### Task
All the entries need to be duplicated exactly, with the pictures omitted.

(Entries from a dataset of interfaces)
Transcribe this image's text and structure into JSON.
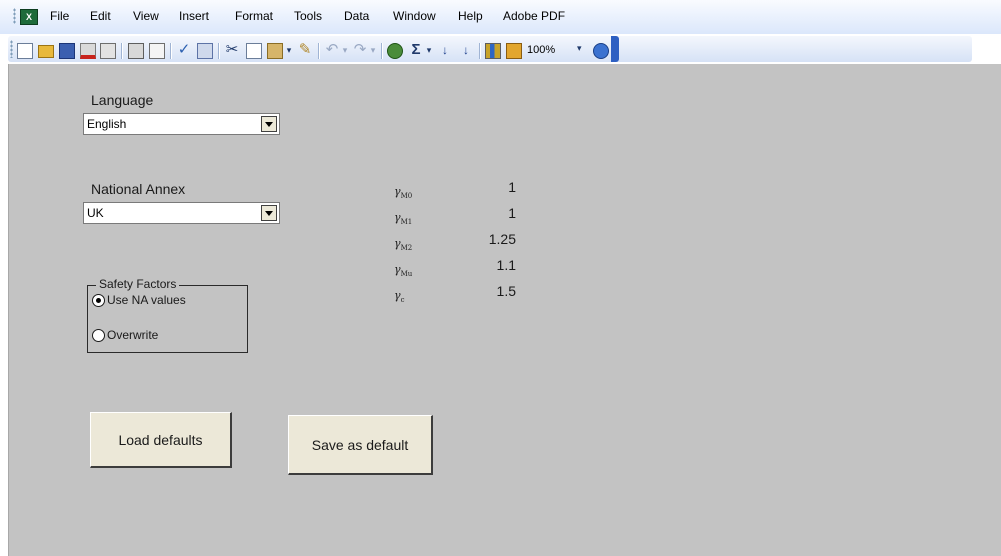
{
  "menu": {
    "items": [
      "File",
      "Edit",
      "View",
      "Insert",
      "Format",
      "Tools",
      "Data",
      "Window",
      "Help",
      "Adobe PDF"
    ]
  },
  "toolbar": {
    "zoom": "100%"
  },
  "language": {
    "label": "Language",
    "selected": "English"
  },
  "national_annex": {
    "label": "National Annex",
    "selected": "UK"
  },
  "safety_factors": {
    "title": "Safety Factors",
    "options": [
      {
        "label": "Use NA values",
        "selected": true
      },
      {
        "label": "Overwrite",
        "selected": false
      }
    ]
  },
  "factors": [
    {
      "symbol": "γ",
      "subscript": "M0",
      "value": "1"
    },
    {
      "symbol": "γ",
      "subscript": "M1",
      "value": "1"
    },
    {
      "symbol": "γ",
      "subscript": "M2",
      "value": "1.25"
    },
    {
      "symbol": "γ",
      "subscript": "Mu",
      "value": "1.1"
    },
    {
      "symbol": "γ",
      "subscript": "c",
      "value": "1.5"
    }
  ],
  "buttons": {
    "load_defaults": "Load defaults",
    "save_as_default": "Save as default"
  },
  "colors": {
    "sheet_background": "#c3c3c3",
    "button_face": "#ece8d8",
    "toolbar_accent": "#2d5fc2"
  }
}
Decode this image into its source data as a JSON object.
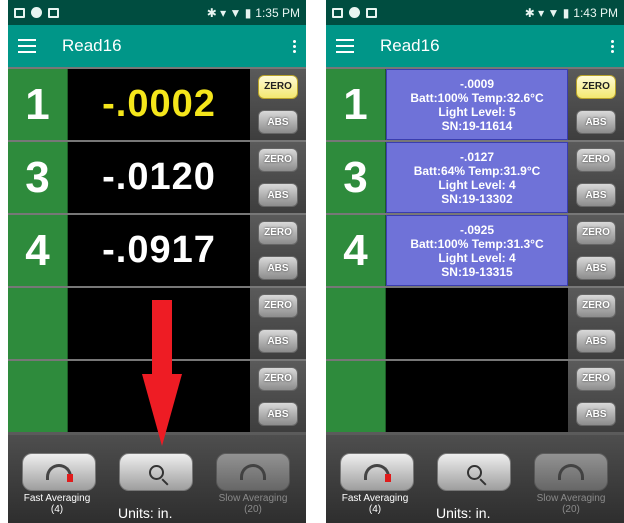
{
  "left": {
    "status": {
      "time": "1:35 PM",
      "icons": "✱ ▾ ▼ ▮"
    },
    "appbar": {
      "title": "Read16"
    },
    "rows": [
      {
        "num": "1",
        "value": "-.0002",
        "zero": "ZERO",
        "abs": "ABS"
      },
      {
        "num": "3",
        "value": "-.0120",
        "zero": "ZERO",
        "abs": "ABS"
      },
      {
        "num": "4",
        "value": "-.0917",
        "zero": "ZERO",
        "abs": "ABS"
      },
      {
        "num": "",
        "value": "",
        "zero": "ZERO",
        "abs": "ABS"
      },
      {
        "num": "",
        "value": "",
        "zero": "ZERO",
        "abs": "ABS"
      }
    ],
    "bottom": {
      "fast_label": "Fast Averaging",
      "fast_count": "(4)",
      "slow_label": "Slow Averaging",
      "slow_count": "(20)",
      "units": "Units: in."
    }
  },
  "right": {
    "status": {
      "time": "1:43 PM",
      "icons": "✱ ▾ ▼ ▮"
    },
    "appbar": {
      "title": "Read16"
    },
    "rows": [
      {
        "num": "1",
        "value": "-.0009",
        "line2": "Batt:100% Temp:32.6°C",
        "line3": "Light Level: 5",
        "line4": "SN:19-11614",
        "zero": "ZERO",
        "abs": "ABS"
      },
      {
        "num": "3",
        "value": "-.0127",
        "line2": "Batt:64% Temp:31.9°C",
        "line3": "Light Level: 4",
        "line4": "SN:19-13302",
        "zero": "ZERO",
        "abs": "ABS"
      },
      {
        "num": "4",
        "value": "-.0925",
        "line2": "Batt:100% Temp:31.3°C",
        "line3": "Light Level: 4",
        "line4": "SN:19-13315",
        "zero": "ZERO",
        "abs": "ABS"
      },
      {
        "num": "",
        "value": "",
        "zero": "ZERO",
        "abs": "ABS"
      },
      {
        "num": "",
        "value": "",
        "zero": "ZERO",
        "abs": "ABS"
      }
    ],
    "bottom": {
      "fast_label": "Fast Averaging",
      "fast_count": "(4)",
      "slow_label": "Slow Averaging",
      "slow_count": "(20)",
      "units": "Units: in."
    }
  },
  "colors": {
    "accent": "#009688",
    "status": "#004d40",
    "row_num": "#2e8b3c",
    "active_value": "#f5e61b",
    "info_panel": "#6f72d8",
    "arrow": "#ee1c24"
  }
}
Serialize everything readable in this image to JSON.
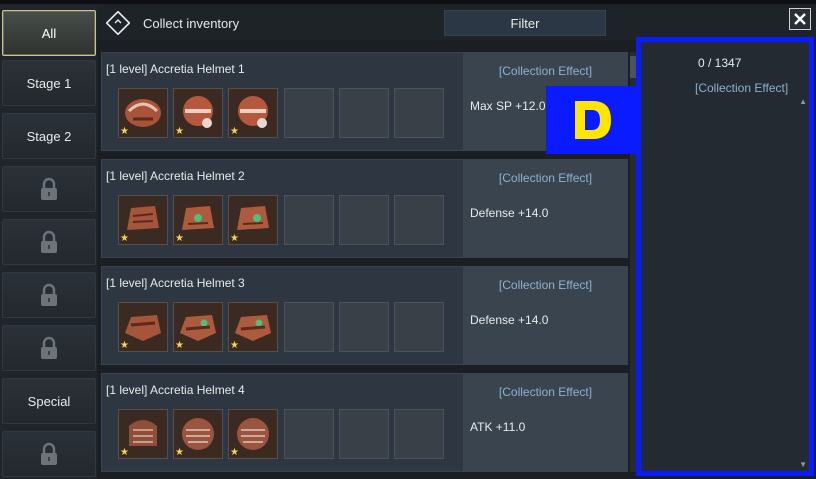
{
  "header": {
    "title": "Collect inventory",
    "filter_label": "Filter"
  },
  "sidebar": {
    "items": [
      {
        "label": "All",
        "active": true,
        "locked": false
      },
      {
        "label": "Stage 1",
        "active": false,
        "locked": false
      },
      {
        "label": "Stage 2",
        "active": false,
        "locked": false
      },
      {
        "label": "",
        "active": false,
        "locked": true
      },
      {
        "label": "",
        "active": false,
        "locked": true
      },
      {
        "label": "",
        "active": false,
        "locked": true
      },
      {
        "label": "",
        "active": false,
        "locked": true
      },
      {
        "label": "Special",
        "active": false,
        "locked": false
      },
      {
        "label": "",
        "active": false,
        "locked": true
      }
    ]
  },
  "collections": [
    {
      "title": "[1 level] Accretia Helmet 1",
      "effect_header": "[Collection Effect]",
      "effect": "Max SP +12.0",
      "filled_slots": 3,
      "total_slots": 6
    },
    {
      "title": "[1 level] Accretia Helmet 2",
      "effect_header": "[Collection Effect]",
      "effect": "Defense +14.0",
      "filled_slots": 3,
      "total_slots": 6
    },
    {
      "title": "[1 level] Accretia Helmet 3",
      "effect_header": "[Collection Effect]",
      "effect": "Defense +14.0",
      "filled_slots": 3,
      "total_slots": 6
    },
    {
      "title": "[1 level] Accretia Helmet 4",
      "effect_header": "[Collection Effect]",
      "effect": "ATK +11.0",
      "filled_slots": 3,
      "total_slots": 6
    }
  ],
  "right_panel": {
    "count": "0 / 1347",
    "effect_header": "[Collection Effect]"
  },
  "badge": {
    "letter": "D"
  },
  "colors": {
    "accent_blue": "#0b1bff",
    "badge_letter": "#ffe600",
    "effect_header": "#8fb0cf",
    "star": "#f3d35b"
  },
  "icons": {
    "logo": "diamond-logo-icon",
    "close": "close-icon",
    "lock": "lock-icon",
    "star": "star-icon",
    "helmet": "helmet-icon"
  }
}
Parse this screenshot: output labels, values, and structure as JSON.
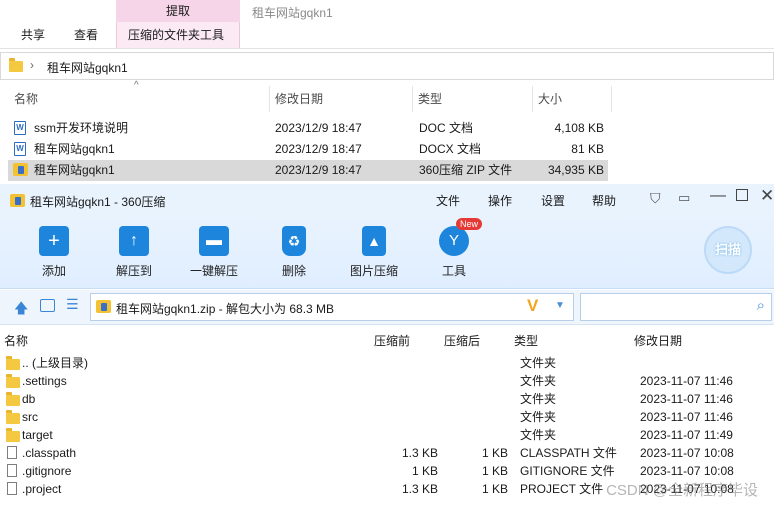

### Written reply
Transcribe this image's text and structure into JSON.
{
  "menu": {
    "items": [
      "File",
      "Edit",
      "View",
      "Insert",
      "Format",
      "Tools",
      "Data",
      "Window",
      "Help",
      "Adobe PDF"
    ]
  },
  "toolbar": {
    "zoom": "100%"
  },
  "language": {
    "label": "Language",
    "selected": "English"
  },
  "national_annex": {
    "label": "National Annex",
    "selected": "UK"
  },
  "safety_factors": {
    "title": "Safety Factors",
    "options": [
      {
        "label": "Use NA values",
        "selected": true
      },
      {
        "label": "Overwrite",
        "selected": false
      }
    ]
  },
  "factors": [
    {
      "symbol": "γ",
      "subscript": "M0",
      "value": "1"
    },
    {
      "symbol": "γ",
      "subscript": "M1",
      "value": "1"
    },
    {
      "symbol": "γ",
      "subscript": "M2",
      "value": "1.25"
    },
    {
      "symbol": "γ",
      "subscript": "Mu",
      "value": "1.1"
    },
    {
      "symbol": "γ",
      "subscript": "c",
      "value": "1.5"
    }
  ],
  "buttons": {
    "load_defaults": "Load defaults",
    "save_as_default": "Save as default"
  },
  "colors": {
    "sheet_background": "#c3c3c3",
    "button_face": "#ece8d8",
    "toolbar_accent": "#2d5fc2"
  }
}
Decode this image into its source data as a JSON object.
{
  "left": {
    "status": {
      "time": "1:35 PM",
      "icons": "✱ ▾ ▼ ▮"
    },
    "appbar": {
      "title": "Read16"
    },
    "rows": [
      {
        "num": "1",
        "value": "-.0002",
        "zero": "ZERO",
        "abs": "ABS"
      },
      {
        "num": "3",
        "value": "-.0120",
        "zero": "ZERO",
        "abs": "ABS"
      },
      {
        "num": "4",
        "value": "-.0917",
        "zero": "ZERO",
        "abs": "ABS"
      },
      {
        "num": "",
        "value": "",
        "zero": "ZERO",
        "abs": "ABS"
      },
      {
        "num": "",
        "value": "",
        "zero": "ZERO",
        "abs": "ABS"
      }
    ],
    "bottom": {
      "fast_label": "Fast Averaging",
      "fast_count": "(4)",
      "slow_label": "Slow Averaging",
      "slow_count": "(20)",
      "units": "Units: in."
    }
  },
  "right": {
    "status": {
      "time": "1:43 PM",
      "icons": "✱ ▾ ▼ ▮"
    },
    "appbar": {
      "title": "Read16"
    },
    "rows": [
      {
        "num": "1",
        "value": "-.0009",
        "line2": "Batt:100% Temp:32.6°C",
        "line3": "Light Level: 5",
        "line4": "SN:19-11614",
        "zero": "ZERO",
        "abs": "ABS"
      },
      {
        "num": "3",
        "value": "-.0127",
        "line2": "Batt:64% Temp:31.9°C",
        "line3": "Light Level: 4",
        "line4": "SN:19-13302",
        "zero": "ZERO",
        "abs": "ABS"
      },
      {
        "num": "4",
        "value": "-.0925",
        "line2": "Batt:100% Temp:31.3°C",
        "line3": "Light Level: 4",
        "line4": "SN:19-13315",
        "zero": "ZERO",
        "abs": "ABS"
      },
      {
        "num": "",
        "value": "",
        "zero": "ZERO",
        "abs": "ABS"
      },
      {
        "num": "",
        "value": "",
        "zero": "ZERO",
        "abs": "ABS"
      }
    ],
    "bottom": {
      "fast_label": "Fast Averaging",
      "fast_count": "(4)",
      "slow_label": "Slow Averaging",
      "slow_count": "(20)",
      "units": "Units: in."
    }
  },
  "colors": {
    "accent": "#009688",
    "status": "#004d40",
    "row_num": "#2e8b3c",
    "active_value": "#f5e61b",
    "info_panel": "#6f72d8",
    "arrow": "#ee1c24"
  }
}
Serialize everything readable in this image to JSON.
{
  "header": {
    "title": "Collect inventory",
    "filter_label": "Filter"
  },
  "sidebar": {
    "items": [
      {
        "label": "All",
        "active": true,
        "locked": false
      },
      {
        "label": "Stage 1",
        "active": false,
        "locked": false
      },
      {
        "label": "Stage 2",
        "active": false,
        "locked": false
      },
      {
        "label": "",
        "active": false,
        "locked": true
      },
      {
        "label": "",
        "active": false,
        "locked": true
      },
      {
        "label": "",
        "active": false,
        "locked": true
      },
      {
        "label": "",
        "active": false,
        "locked": true
      },
      {
        "label": "Special",
        "active": false,
        "locked": false
      },
      {
        "label": "",
        "active": false,
        "locked": true
      }
    ]
  },
  "collections": [
    {
      "title": "[1 level] Accretia Helmet 1",
      "effect_header": "[Collection Effect]",
      "effect": "Max SP +12.0",
      "filled_slots": 3,
      "total_slots": 6
    },
    {
      "title": "[1 level] Accretia Helmet 2",
      "effect_header": "[Collection Effect]",
      "effect": "Defense +14.0",
      "filled_slots": 3,
      "total_slots": 6
    },
    {
      "title": "[1 level] Accretia Helmet 3",
      "effect_header": "[Collection Effect]",
      "effect": "Defense +14.0",
      "filled_slots": 3,
      "total_slots": 6
    },
    {
      "title": "[1 level] Accretia Helmet 4",
      "effect_header": "[Collection Effect]",
      "effect": "ATK +11.0",
      "filled_slots": 3,
      "total_slots": 6
    }
  ],
  "right_panel": {
    "count": "0 / 1347",
    "effect_header": "[Collection Effect]"
  },
  "badge": {
    "letter": "D"
  },
  "colors": {
    "accent_blue": "#0b1bff",
    "badge_letter": "#ffe600",
    "effect_header": "#8fb0cf",
    "star": "#f3d35b"
  },
  "icons": {
    "logo": "diamond-logo-icon",
    "close": "close-icon",
    "lock": "lock-icon",
    "star": "star-icon",
    "helmet": "helmet-icon"
  }
}
Parse this screenshot: output labels, values, and structure as JSON.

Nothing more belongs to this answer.